Ethics Statement and Conflict of Interest Disclosures
Human subjects: Consent was obtained by all participants in this study. This study was approved by the University of Turin as part of a bachelor’s thesis (ref n. 757959). Animal subjects: All authors have confirmed that this study did not involve animal subjects or tissue. Conflicts of interest: In compliance with the ICMJE uniform disclosure form, all authors declare the following: Payment/services info: All authors have declared that no financial support was received from any organization for the submitted work. Financial relationships: All authors have declared that they have no financial relationships at present or within the previous three years with any organizations that might have an interest in the submitted work. Other relationships: CA receives royalties for a book published in USA and three books published in Italy about topics not directly related to the computational model described in this study. He occasionally receives compensation for scientific advice by an entity that is not affected financially by the results of this work. He has no interactions with any entity relevant to this study.
I am sincerely grateful to the two anonymous reviewers for their precious suggestions.
Cite this article as:
Aleci C, Piccoli M, Melotti V, et al. (December 01, 2017) Separating Visuospatial from Visuomotor Coordination in Skill Estimation in Learning Disabled Children: The Eta-Mu Model. Cureus 9(12): e1901. doi:10.7759/cureus.1901
Received by Cureus: October 04, 2017
Peer review began: October 17, 2017
Peer review concluded: November 25, 2017
Published: December 01, 2017
© Copyright 2017
Aleci et al. This is an open access article distributed under the terms of the Creative Commons Attribution License CC-BY 3.0., which permits unrestricted use, distribution, and reproduction in any medium, provided the original author and source are credited.

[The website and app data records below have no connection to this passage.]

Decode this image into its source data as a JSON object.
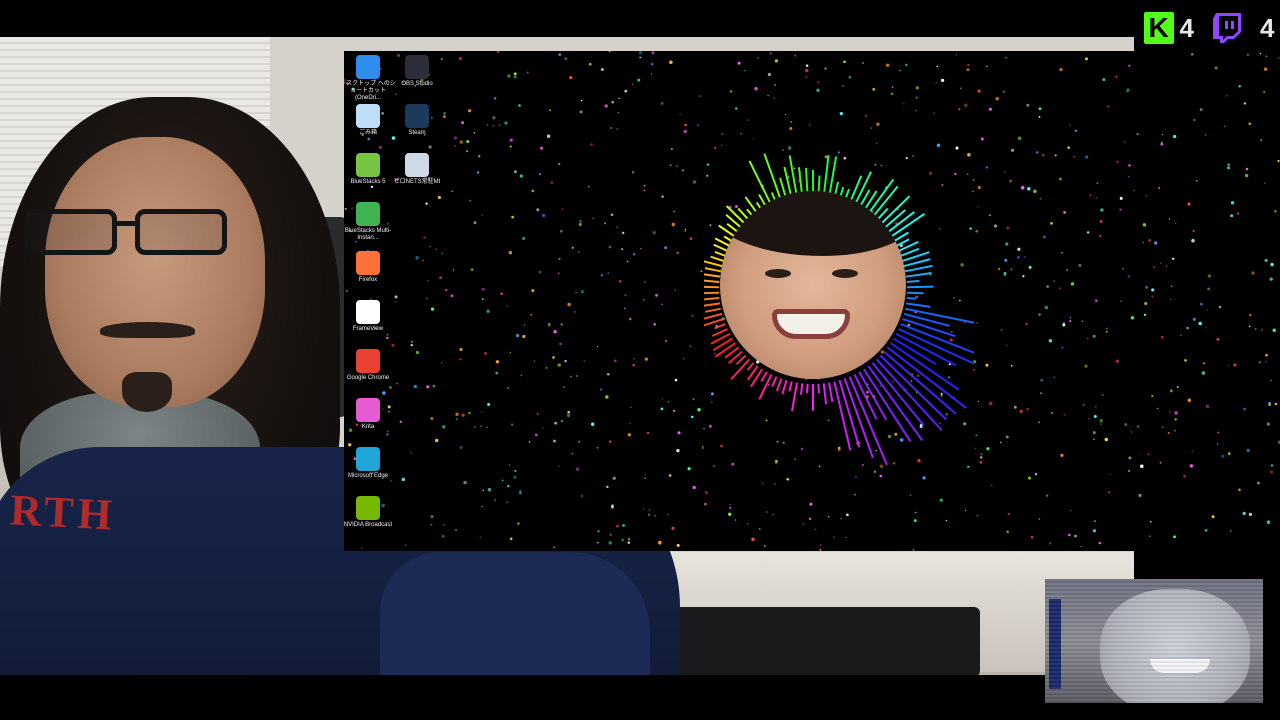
{
  "overlay": {
    "kick_count": "4",
    "twitch_count": "4",
    "colors": {
      "kick": "#53fc18",
      "twitch": "#9146ff"
    },
    "kick_icon": "kick-logo-icon",
    "twitch_icon": "twitch-logo-icon"
  },
  "webcam": {
    "hoodie_text": "RTH"
  },
  "desktop": {
    "icons_left": [
      {
        "label": "デスクトップ へのショートカット (OneDri...",
        "icon": "onedrive-icon",
        "color": "#2e8ef0"
      },
      {
        "label": "ごみ箱",
        "icon": "recycle-bin-icon",
        "color": "#bcdff7"
      },
      {
        "label": "BlueStacks 5",
        "icon": "bluestacks-icon",
        "color": "#76c442"
      },
      {
        "label": "BlueStacks Multi-Instan...",
        "icon": "bluestacks-multi-icon",
        "color": "#3fb34f"
      },
      {
        "label": "Firefox",
        "icon": "firefox-icon",
        "color": "#ff7139"
      },
      {
        "label": "FrameView",
        "icon": "frameview-icon",
        "color": "#ffffff"
      },
      {
        "label": "Google Chrome",
        "icon": "chrome-icon",
        "color": "#e94235"
      },
      {
        "label": "Krita",
        "icon": "krita-icon",
        "color": "#e55bd0"
      },
      {
        "label": "Microsoft Edge",
        "icon": "edge-icon",
        "color": "#1fa6d6"
      },
      {
        "label": "NVIDIA Broadcast",
        "icon": "nvidia-broadcast-icon",
        "color": "#76b900"
      }
    ],
    "icons_right": [
      {
        "label": "OBS Studio",
        "icon": "obs-icon",
        "color": "#2b2e38"
      },
      {
        "label": "Steam",
        "icon": "steam-icon",
        "color": "#1b3a5c"
      },
      {
        "label": "ゼロNETS常駐MI",
        "icon": "zero-nets-icon",
        "color": "#cfd8e6"
      }
    ]
  }
}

This is an open access article distributed under the terms of the Creative Commons Attribution License, which permits unrestricted use, distribution, and reproduction in any medium, provided the original author and source are credited.